Next, we have the Aikon Chronograph from Maurice Lacroix. Based on the highly regarded Calypso collection, the Aikon features a sleek and stunning case, with an integrated bracelet design as well. It is a looker for sure, with rather nice finishing throughout the timepiece. The watch is available in both quartz and mechanical variants, with the former priced at US$1,350 (approximately S$1,825).
Lastly, we have the Hanhart 417 ES. The 39mm Hanhart is another compelling timepiece with a brilliant price point, although its design cues are slightly different than that of the Tissot. This is perhaps a great piece for those who prefer a military-theme watch, or a vintage-reissue. The Hanhart is well-priced at S$2,500, although the Tissot perhaps edges out a little with the inclusion of an integrated bracelet.
We spent a week with the Tissot PRX Automatic Chronograph, and we think that it is a superb timepiece that offers great value. What we particularly like, aside from its price point, is the design of the watch. We love the aesthetics of the timepiece, and we thought it does look rather good on our wrist. If we really have to nitpick, perhaps the watch would have been perfect if it has a smaller and slimmer case dimension, as well as the omission of the date window (or minimally, place it at the 6 o’clock position).
Tissot has been producing great timepieces in recent years, and the PRX Automatic Chronograph certainly continues this trend. Now, we are curious how else the brand can expand on its good work. Perhaps a GMT or a world-timer might be on the cards soon? Only time will tell.

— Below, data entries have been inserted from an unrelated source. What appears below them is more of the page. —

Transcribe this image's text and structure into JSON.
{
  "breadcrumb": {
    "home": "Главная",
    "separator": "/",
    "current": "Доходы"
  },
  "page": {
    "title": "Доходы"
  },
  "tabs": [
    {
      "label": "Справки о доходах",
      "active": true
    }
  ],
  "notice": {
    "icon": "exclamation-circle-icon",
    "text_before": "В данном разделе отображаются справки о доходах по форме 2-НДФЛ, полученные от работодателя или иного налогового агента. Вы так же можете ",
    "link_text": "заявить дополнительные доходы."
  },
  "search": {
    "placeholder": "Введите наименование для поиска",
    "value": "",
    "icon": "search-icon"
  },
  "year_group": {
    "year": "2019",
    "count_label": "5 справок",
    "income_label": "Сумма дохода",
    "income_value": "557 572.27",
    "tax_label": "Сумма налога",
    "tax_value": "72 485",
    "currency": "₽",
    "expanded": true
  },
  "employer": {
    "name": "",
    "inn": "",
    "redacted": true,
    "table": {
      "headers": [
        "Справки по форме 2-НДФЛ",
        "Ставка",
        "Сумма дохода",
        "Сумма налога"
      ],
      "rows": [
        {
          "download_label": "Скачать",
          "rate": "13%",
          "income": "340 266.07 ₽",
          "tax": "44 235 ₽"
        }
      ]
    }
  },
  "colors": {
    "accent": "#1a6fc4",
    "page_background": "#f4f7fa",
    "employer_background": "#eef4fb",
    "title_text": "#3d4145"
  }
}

Pingback: Review: the new Tissot PRX Automatic Chronograph – Horopedia.ch